Various legal documents, especially those of a constitutional or governmental nature, regularly invoked the year of our lord, and many times in Latin (Anno Domini). Oftentimes, these acknowledgements were made simultaneously with recognitions of the current reigning head of state. By acknowledging the current reigning potentate, the document likewise recognizes its legitimacy.
This custom dates back to Old Testament times, and perhaps even earlier.
In the First Book of Kings, a reference is made to "the fourth year of Solomon's reign over Israel," (1 Kings 6:1) while in the Book of Ezra, another reference is made to "the second year of the reign of Darius king of Persia." (Ezra 4:24)
Acknowledging the current reigning sovereign was akin to recognizing the legitimacy of one's rule over a specific area and people.
In 1620, the signers of the Mayflower Compact acknowledged both the reign of King James over several areas and peoples; and of our Lord Jesus Christ:
"In Witness whereof we have hereunto subscribed our names at Cape Cod the eleventh of November, in the Reign of our Sovereign Lord, King James of England, France and Ireland, the eighteenth, and of Scotland the fifty-fourth. Anno Domini [Year of our Lord], 1620."

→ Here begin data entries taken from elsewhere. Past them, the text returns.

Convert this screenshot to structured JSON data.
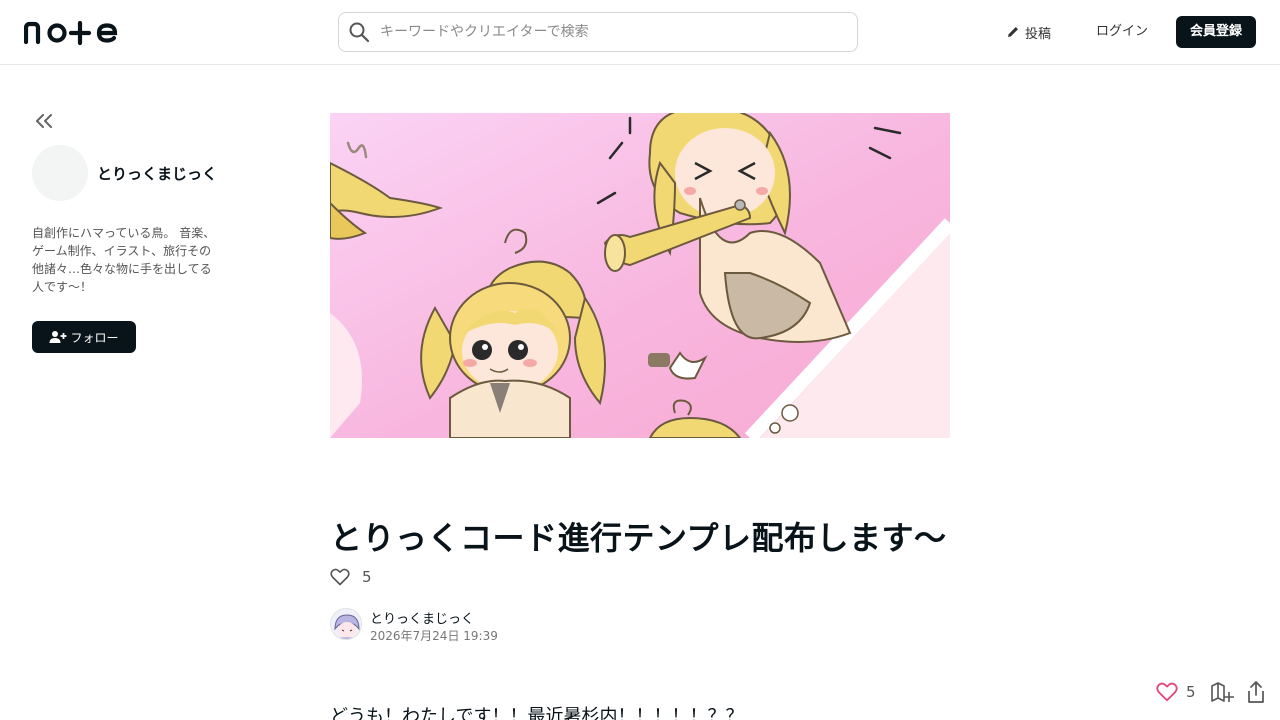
{
  "header": {
    "logo_text": "note",
    "search_placeholder": "キーワードやクリエイターで検索",
    "post_label": "投稿",
    "login_label": "ログイン",
    "signup_label": "会員登録"
  },
  "sidebar": {
    "creator_name": "とりっくまじっく",
    "bio": "自創作にハマっている鳥。 音楽、ゲーム制作、イラスト、旅行その他諸々…色々な物に手を出してる人です〜！",
    "follow_label": "フォロー"
  },
  "article": {
    "title": "とりっくコード進行テンプレ配布します〜",
    "like_count": "5",
    "author_name": "とりっくまじっく",
    "published": "2026年7月24日 19:39",
    "first_line": "どうも！わたしです！！最近暑杉内！！！！！？？"
  },
  "floating": {
    "like_count": "5"
  },
  "icons": {
    "search": "search-icon",
    "pen": "pen-icon",
    "collapse": "double-chevron-left-icon",
    "follow": "user-plus-icon",
    "heart": "heart-icon",
    "magazine": "add-to-magazine-icon",
    "share": "share-icon"
  },
  "colors": {
    "primary": "#08131a",
    "heart_accent": "#e0457b",
    "border": "#e6e6e6"
  }
}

Had the Mayflower pilgrims acknowledged any sovereign other than King James, there would have been severe political consequences. Thus, it is folly to believe that acknowledgements of sovereigns in important documents were mere customs without any legal significance.
Had the deputies at the Constitutional Convention believed that the Attestation Clause would be without legal significance, they would have acknowledged the continued rule of King George III. Of course, such an acknowledgement would have rendered the entire Declaration of Independence unintelligible. Why would they acknowledge the continued reign of King George III when they just got finished publishing an entire laundry list that reveals his intent to establish "an absolute Tyranny" over the States? How absurd.

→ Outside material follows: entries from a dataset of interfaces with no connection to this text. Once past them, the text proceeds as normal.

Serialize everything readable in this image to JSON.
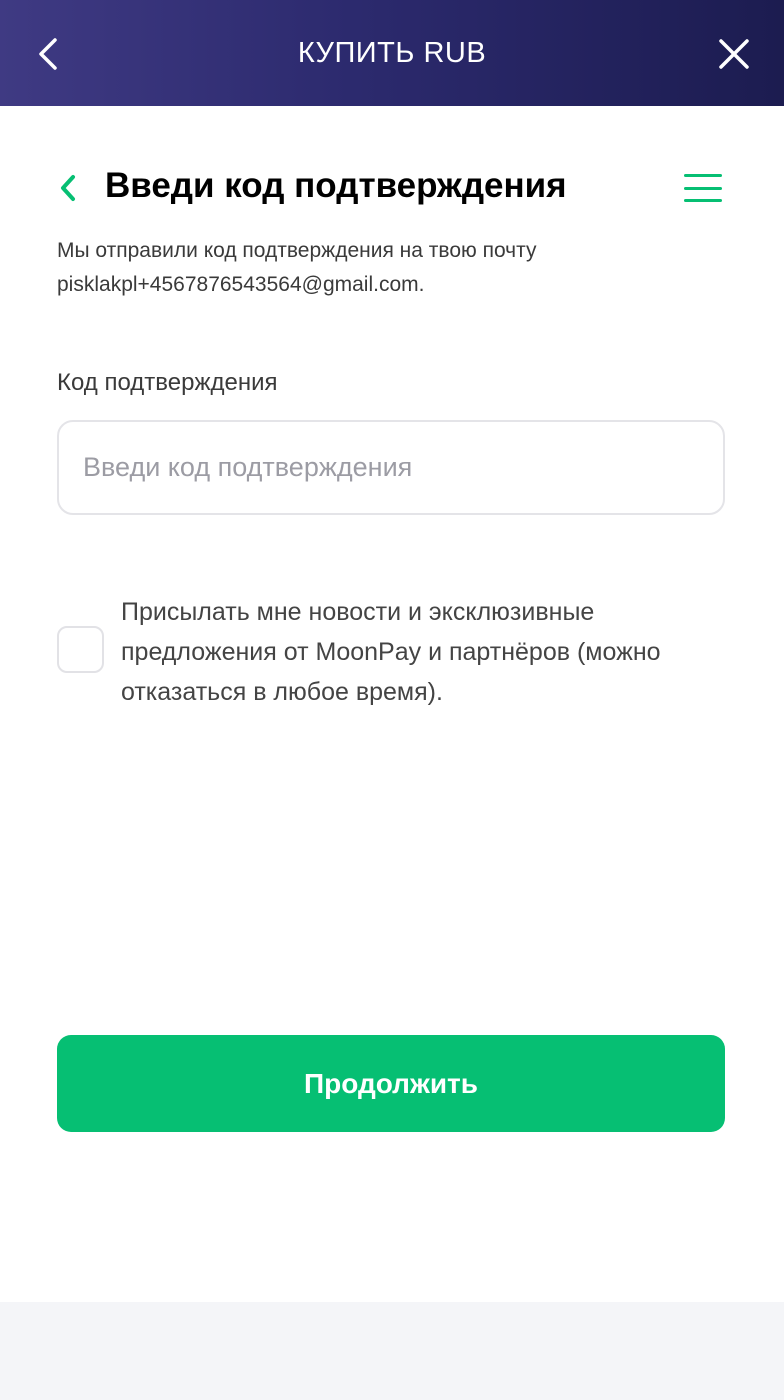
{
  "topbar": {
    "title": "КУПИТЬ RUB",
    "back_icon": "chevron-left-icon",
    "close_icon": "close-icon",
    "gradient": [
      "#3f3a83",
      "#1c1c50"
    ]
  },
  "header": {
    "back_icon": "chevron-left-icon",
    "title": "Введи код подтверждения",
    "menu_icon": "hamburger-menu-icon"
  },
  "description": {
    "line1": "Мы отправили код подтверждения на твою почту",
    "email": "pisklakpl+4567876543564@gmail.com."
  },
  "code_field": {
    "label": "Код подтверждения",
    "placeholder": "Введи код подтверждения",
    "value": ""
  },
  "newsletter": {
    "checked": false,
    "text": "Присылать мне новости и эксклюзивные предложения от MoonPay и партнёров (можно отказаться в любое время)."
  },
  "actions": {
    "continue_label": "Продолжить"
  },
  "colors": {
    "accent": "#06bf73",
    "topbar_start": "#3f3a83",
    "topbar_end": "#1c1c50",
    "text": "#3a3a3a"
  }
}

It may have been a "custom of the day" to acknowledge the powers that be, but such "custom" does not automatically render the acknowledgement insignificant.
The United States Constitution is not a perfect document, and its imperfections have been a thorn in the side of American Christians since its ratification. Certainly the Constitution easily could have been more explicitly Christian as was the Mayflower Compact, which unambiguously proclaimed the "Glory of God, and Advancement of the Christian Faith...."
Indeed, constitutional documents and the organic laws which they incorporate, should not only recognize that individual rights come from a Creator, as the Declaration of Independence does, but they should also clearly identify the Sovereign of sovereigns, the Lord Jesus Christ, by name.
While the Constitution accomplishes both through its incorporation by reference, it fails to do so with teeth. A "new and improved" Constitution would lay out a more explicitly Christian mission, as did the Mayflower Compact and other state constitutions and charters that explicitly proclaimed Christ and His Gospel.
Nevertheless, those who allege that the Constitution does not acknowledge any law higher than itself, let alone the Law of Christ, usually wield an anti-Christian agenda that includes banishing Jesus Christ from any realm of civil governance.
Unfortunately, too many Christians are content with letting these unbelievers take the reins of government, so that they can run the nation into the ground.
Christians must become responsible stewards of their civil government, and elect and prefer Christians as their rulers - those who will uphold explicitly Christian principles in the civil sphere without apology or compromise.
Acknowledging the Year of our Lord is only a beginning.
Reed R. Heustis, Jr., Esq. is a Southern California native, and publisher of Christian Constitutionalist. A member of the State Bar of California, Reed earned his Juris Doctor from California Western School of Law in San Diego, and his Bachelor of Arts in Political Science from University of California at Irvine. Reed and his family are members of a local church affiliated with the Association of Reformed Baptist Churches of America.
More columns by Reed R. Heustis, Jr.